I have a question. I was looking at my grafts and was checking the scion wood to see if they became wrinkly. It was first time grafting and was expecting the best. So it had past a month, and I decided to check them. All of them had the scionwood wrinkly and checked the grafts. They had failed.
I saw one that was wrinkly and went to look at the graft and the graft looks like it healed pretty well. It was whip and tongue. Did the graft not take but the cambium some fused together?
I think some people try to get them to cross and other people try to line up one side. I do the latter. If lining up one side you need to look at where the cambium layer is as well as it may not be the same distance in on the two. I also give the extracted chip a strong long eyeball before cutting the stock to try to mimic the shape in the second cut. One trick I sometimes do is to cut out a dormant bud on the stock to make the spot for the chip, it can give a more similar shape since both cuts are around a bud. Also when wrapping you need to repeatedly check the alignment as it is common for it to slip. Wrap “into” the sides that are matching, not “away” from them, as that reduces slippage while wrapping.
@shitaki08, grafts can fail even after there is some fusing… it is fairly common.
Does that mean there’s no way for the graft to succeed? Should just cut off the scionwood and let the rootstock grow? @scottfsmith
It is possible to stop a pear graft from taking. I grafted onto three different trees last spring and not a one took! My apples did fairly well, though.

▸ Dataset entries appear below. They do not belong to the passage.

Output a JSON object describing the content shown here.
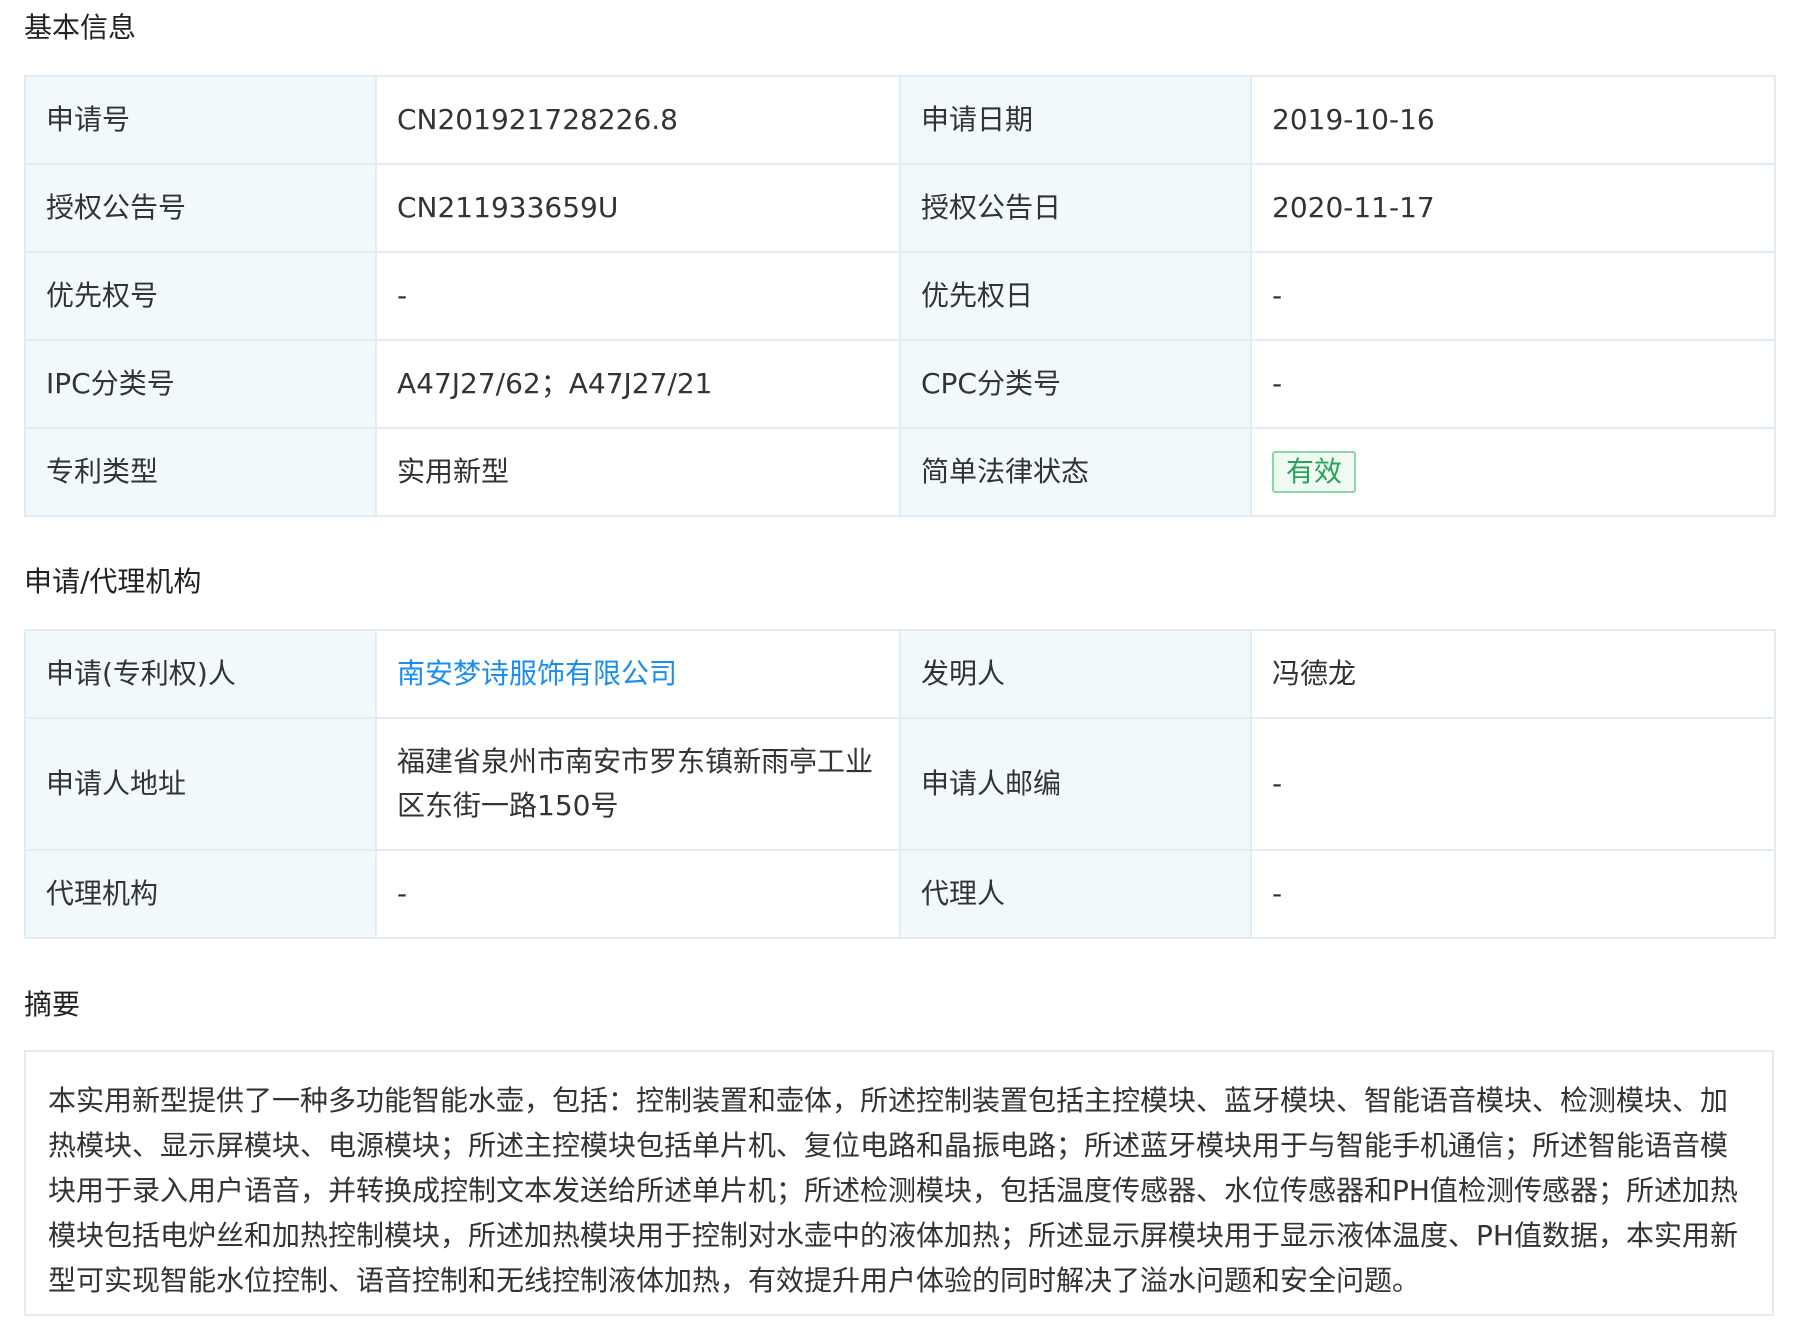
{
  "sections": {
    "basic_info": "基本信息",
    "agency": "申请/代理机构",
    "abstract": "摘要"
  },
  "basic_info": [
    {
      "label1": "申请号",
      "value1": "CN201921728226.8",
      "label2": "申请日期",
      "value2": "2019-10-16"
    },
    {
      "label1": "授权公告号",
      "value1": "CN211933659U",
      "label2": "授权公告日",
      "value2": "2020-11-17"
    },
    {
      "label1": "优先权号",
      "value1": "-",
      "label2": "优先权日",
      "value2": "-"
    },
    {
      "label1": "IPC分类号",
      "value1": "A47J27/62；A47J27/21",
      "label2": "CPC分类号",
      "value2": "-"
    },
    {
      "label1": "专利类型",
      "value1": "实用新型",
      "label2": "简单法律状态",
      "value2": "有效"
    }
  ],
  "agency_info": [
    {
      "label1": "申请(专利权)人",
      "value1": "南安梦诗服饰有限公司",
      "label2": "发明人",
      "value2": "冯德龙"
    },
    {
      "label1": "申请人地址",
      "value1": "福建省泉州市南安市罗东镇新雨亭工业区东街一路150号",
      "label2": "申请人邮编",
      "value2": "-"
    },
    {
      "label1": "代理机构",
      "value1": "-",
      "label2": "代理人",
      "value2": "-"
    }
  ],
  "abstract_text": "本实用新型提供了一种多功能智能水壶，包括：控制装置和壶体，所述控制装置包括主控模块、蓝牙模块、智能语音模块、检测模块、加热模块、显示屏模块、电源模块；所述主控模块包括单片机、复位电路和晶振电路；所述蓝牙模块用于与智能手机通信；所述智能语音模块用于录入用户语音，并转换成控制文本发送给所述单片机；所述检测模块，包括温度传感器、水位传感器和PH值检测传感器；所述加热模块包括电炉丝和加热控制模块，所述加热模块用于控制对水壶中的液体加热；所述显示屏模块用于显示液体温度、PH值数据，本实用新型可实现智能水位控制、语音控制和无线控制液体加热，有效提升用户体验的同时解决了溢水问题和安全问题。",
  "colors": {
    "label_bg": "#f2f9fc",
    "border": "#e4ecf3",
    "link": "#1a8ef0",
    "status_green": "#2aa35a"
  }
}
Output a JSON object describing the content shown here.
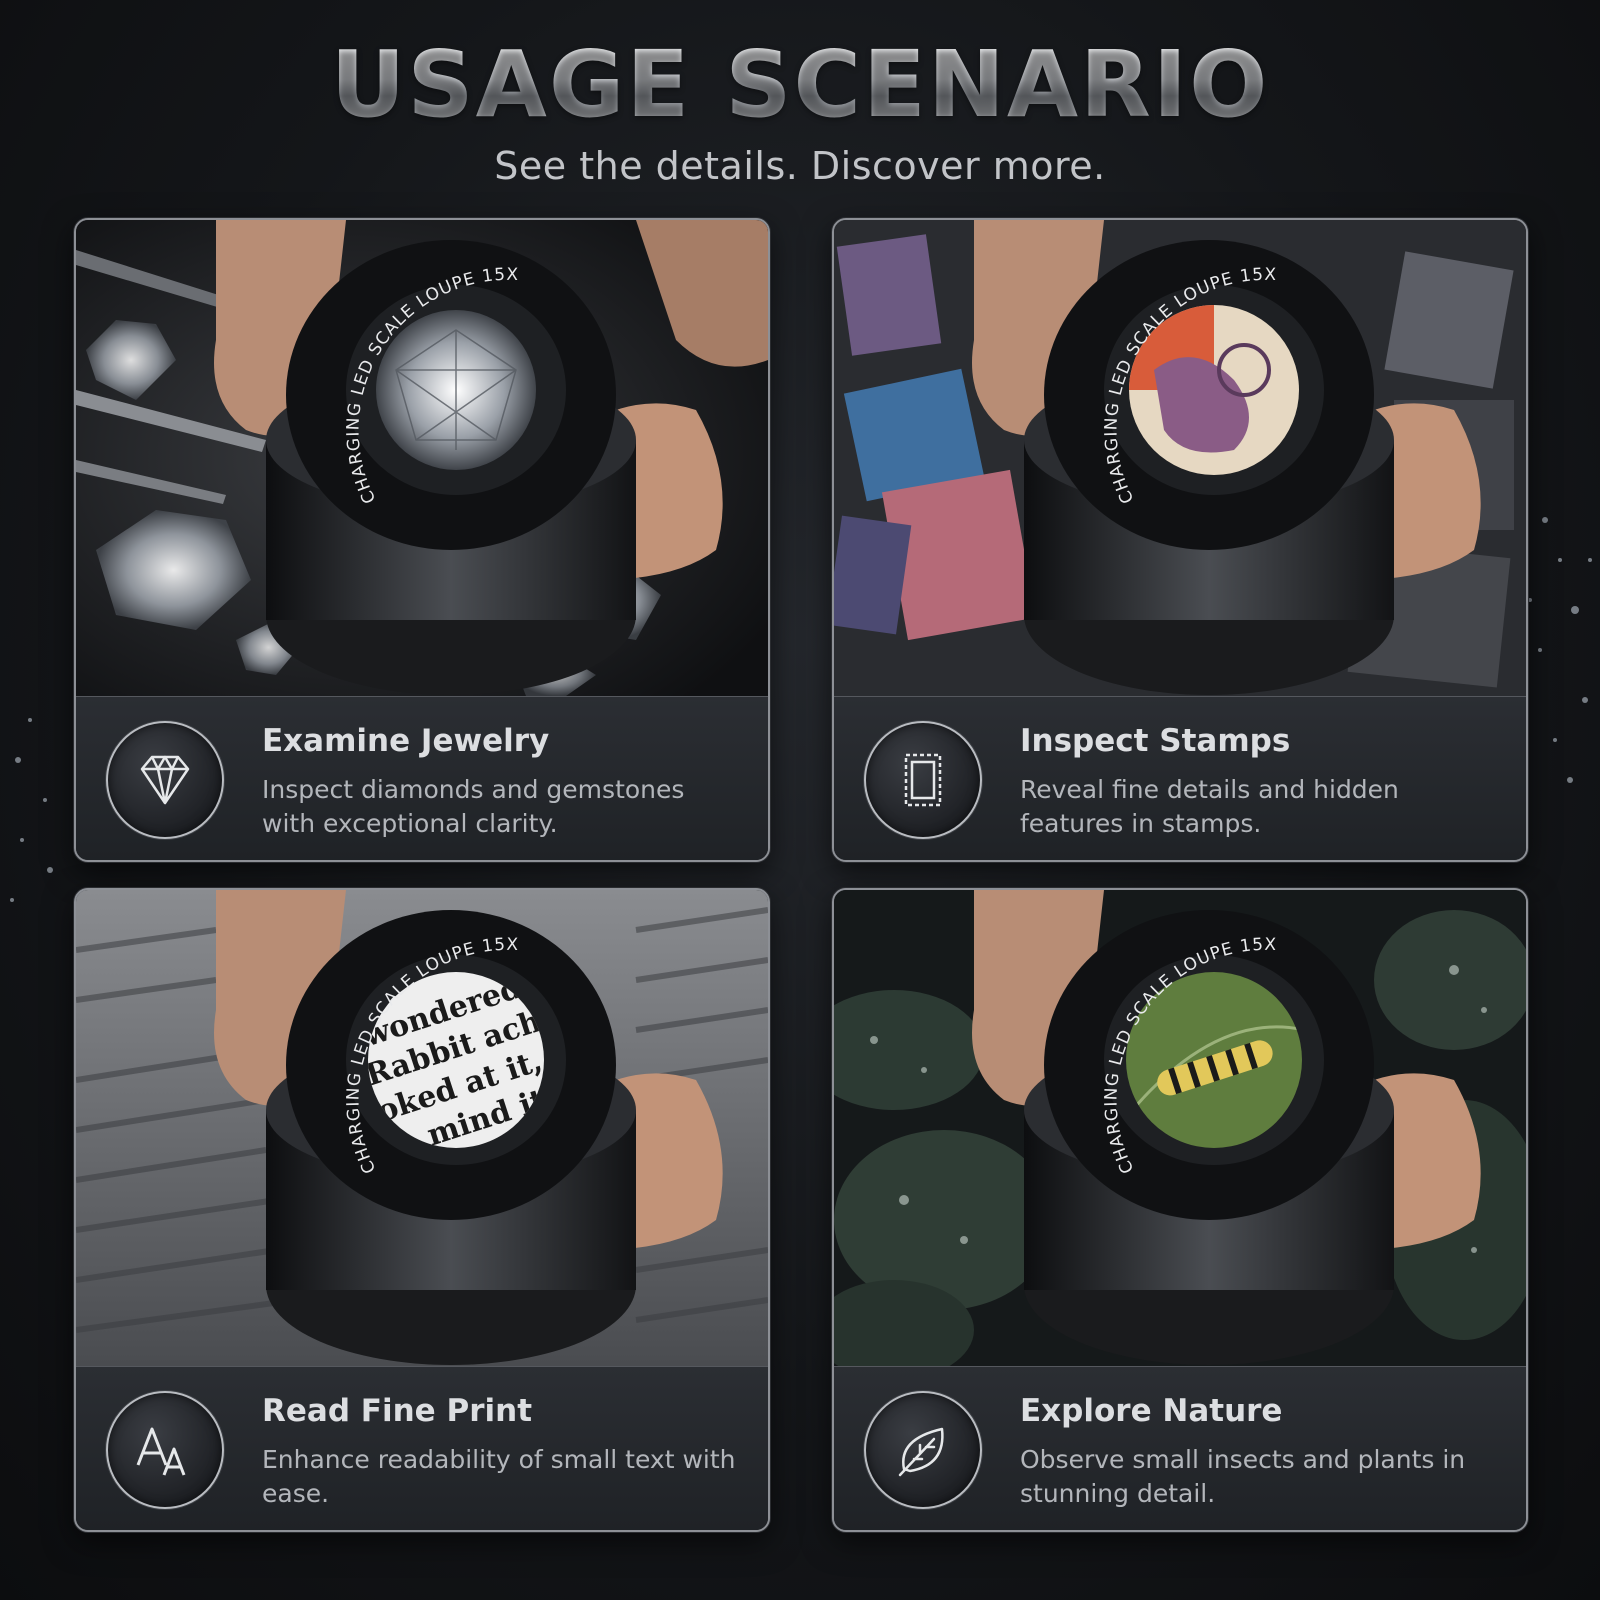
{
  "header": {
    "title": "USAGE SCENARIO",
    "subtitle": "See the details. Discover more."
  },
  "loupe_label": "CHARGING LED SCALE LOUPE 15X",
  "cards": [
    {
      "title": "Examine Jewelry",
      "description": "Inspect diamonds and gemstones with exceptional clarity.",
      "icon": "diamond-icon"
    },
    {
      "title": "Inspect Stamps",
      "description": "Reveal fine details and hidden features in stamps.",
      "icon": "stamp-icon"
    },
    {
      "title": "Read Fine Print",
      "description": "Enhance readability of small text with ease.",
      "icon": "font-size-icon"
    },
    {
      "title": "Explore Nature",
      "description": "Observe small insects and plants in stunning detail.",
      "icon": "leaf-icon"
    }
  ],
  "magnified_text": [
    "wondered",
    "Rabbit ach",
    "oked at it, a",
    "mind it"
  ]
}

Andy what is Farmer’s Spy? Is it a variation of Northern Spy? Looks like a nice collection of varieties.